In fact, Fast Eddie told shareholders at the retailer’s annual general meeting earlier this month, “We’re very focused on the future” and “sometimes you need to go backwards to go forwards.”
Looking back shows Sears posting 28 straight quarters of declining sales. So that probably ought to be focused on tomorrow.
Since 2012, Sears has shuttered 305 Kmart and Sears stores, and spun off Lands’ End, Sear’s Hometown and Orchard Supply Hardware units.

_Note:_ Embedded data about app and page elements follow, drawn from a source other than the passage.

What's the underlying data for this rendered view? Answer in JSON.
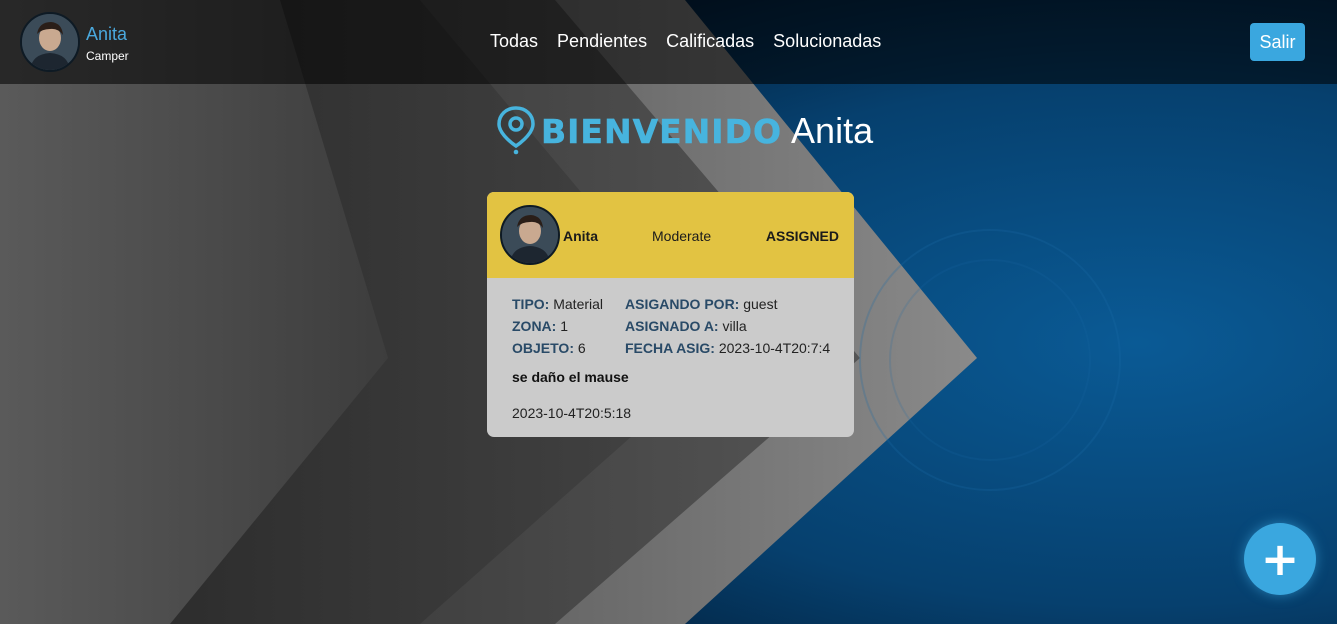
{
  "header": {
    "user_name": "Anita",
    "user_role": "Camper",
    "nav": [
      "Todas",
      "Pendientes",
      "Calificadas",
      "Solucionadas"
    ],
    "logout_label": "Salir"
  },
  "welcome": {
    "logo_word": "BIENVENIDO",
    "name": "Anita"
  },
  "card": {
    "name": "Anita",
    "priority": "Moderate",
    "status": "ASSIGNED",
    "fields": {
      "tipo_label": "TIPO:",
      "tipo_value": "Material",
      "asignando_label": "ASIGANDO POR:",
      "asignando_value": "guest",
      "zona_label": "ZONA:",
      "zona_value": "1",
      "asignado_label": "ASIGNADO A:",
      "asignado_value": "villa",
      "objeto_label": "OBJETO:",
      "objeto_value": "6",
      "fecha_label": "FECHA ASIG:",
      "fecha_value": "2023-10-4T20:7:4"
    },
    "description": "se daño el mause",
    "date": "2023-10-4T20:5:18"
  },
  "fab": {
    "icon": "plus-icon",
    "label": "+"
  },
  "colors": {
    "accent": "#3aa7df",
    "card_header": "#e2c342",
    "card_body": "#cbcbcb",
    "label_blue": "#294a67"
  }
}
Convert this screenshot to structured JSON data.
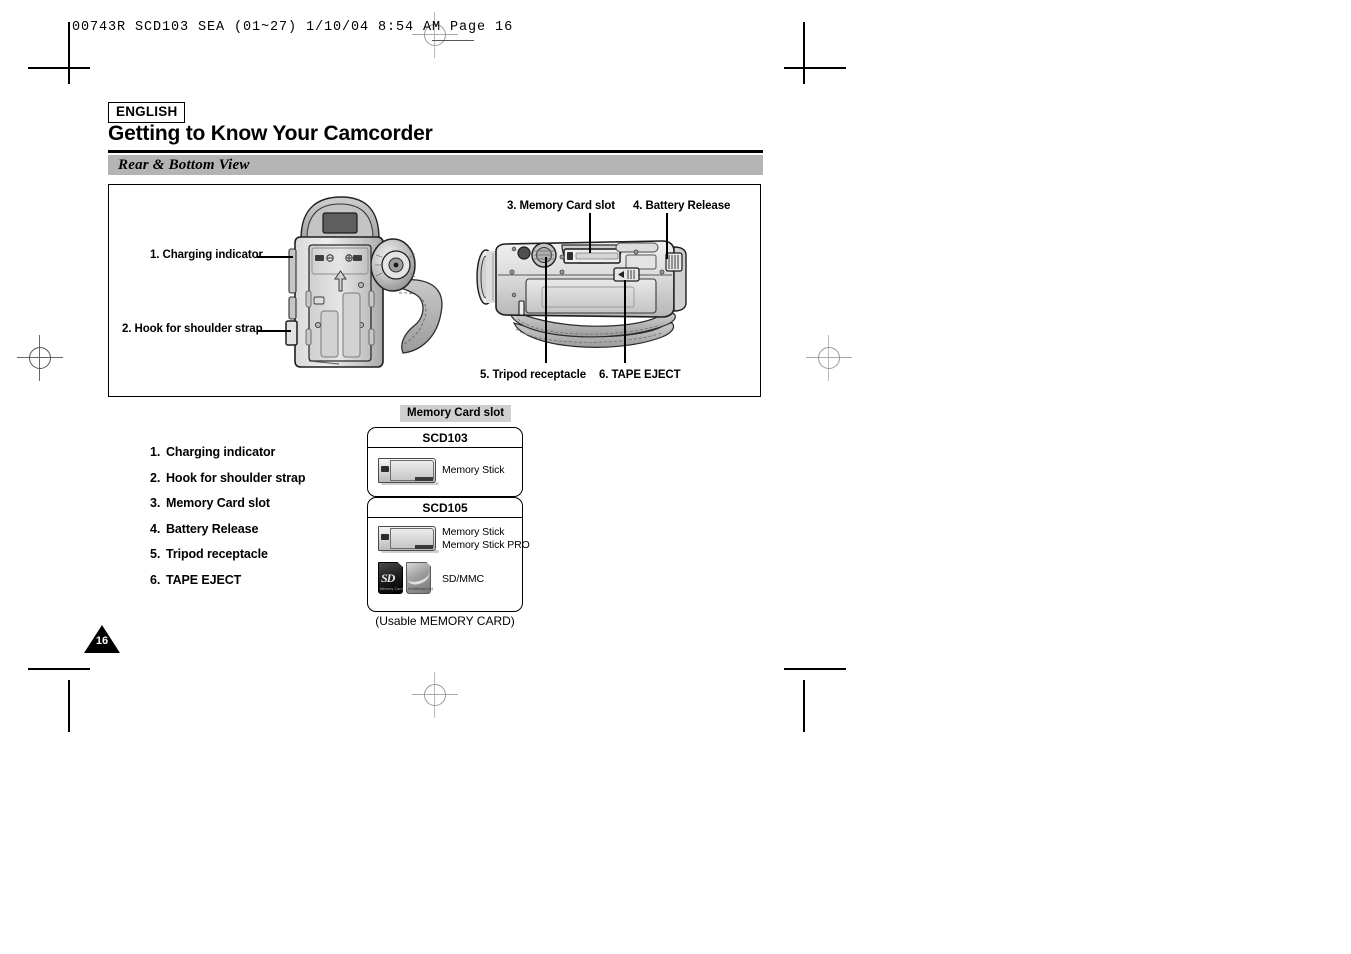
{
  "printer_slug": "00743R SCD103 SEA (01~27)   1/10/04 8:54 AM   Page 16",
  "header": {
    "language_badge": "ENGLISH",
    "title": "Getting to Know Your Camcorder",
    "section": "Rear & Bottom View"
  },
  "figure": {
    "callouts": [
      {
        "id": "charging-indicator",
        "text": "1. Charging indicator"
      },
      {
        "id": "hook-shoulder-strap",
        "text": "2. Hook for shoulder strap"
      },
      {
        "id": "memory-card-slot",
        "text": "3. Memory Card slot"
      },
      {
        "id": "battery-release",
        "text": "4. Battery Release"
      },
      {
        "id": "tripod-receptacle",
        "text": "5. Tripod receptacle"
      },
      {
        "id": "tape-eject",
        "text": "6. TAPE EJECT"
      }
    ]
  },
  "parts_list": [
    {
      "index": "1.",
      "label": "Charging indicator"
    },
    {
      "index": "2.",
      "label": "Hook for shoulder strap"
    },
    {
      "index": "3.",
      "label": "Memory Card slot"
    },
    {
      "index": "4.",
      "label": "Battery Release"
    },
    {
      "index": "5.",
      "label": "Tripod receptacle"
    },
    {
      "index": "6.",
      "label": "TAPE EJECT"
    }
  ],
  "memory_card_panel": {
    "badge": "Memory Card slot",
    "caption": "(Usable MEMORY CARD)",
    "models": [
      {
        "name": "SCD103",
        "cards": [
          {
            "type": "memory-stick",
            "labels": [
              "Memory Stick"
            ]
          }
        ]
      },
      {
        "name": "SCD105",
        "cards": [
          {
            "type": "memory-stick",
            "labels": [
              "Memory Stick",
              "Memory Stick PRO"
            ]
          },
          {
            "type": "sd-mmc",
            "labels": [
              "SD/MMC"
            ]
          }
        ]
      }
    ],
    "card_face_text": {
      "sd_logo": "SD",
      "sd_sub": "Memory Card",
      "mmc_sub": "MultiMediaCard",
      "ms_sub": "Memory Stick"
    }
  },
  "footer": {
    "page_number": "16"
  },
  "colors": {
    "section_bar": "#b4b4b4",
    "badge_bg": "#cfcfcf",
    "ink": "#000000",
    "page_bg": "#ffffff"
  }
}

The company reports having 778 full-line Sears stores and 1,152 Kmart locations, but Lampert plans on further closures in order to strengthen the company. “We want to make our bigger and better stores bigger and better.”
Listening to analysts and from my own conversations with folks on the inside, things are not at all rosy with the $31 billion retailer, despite Lampert’s pleadings. A major retail domino is teetering, to be sure.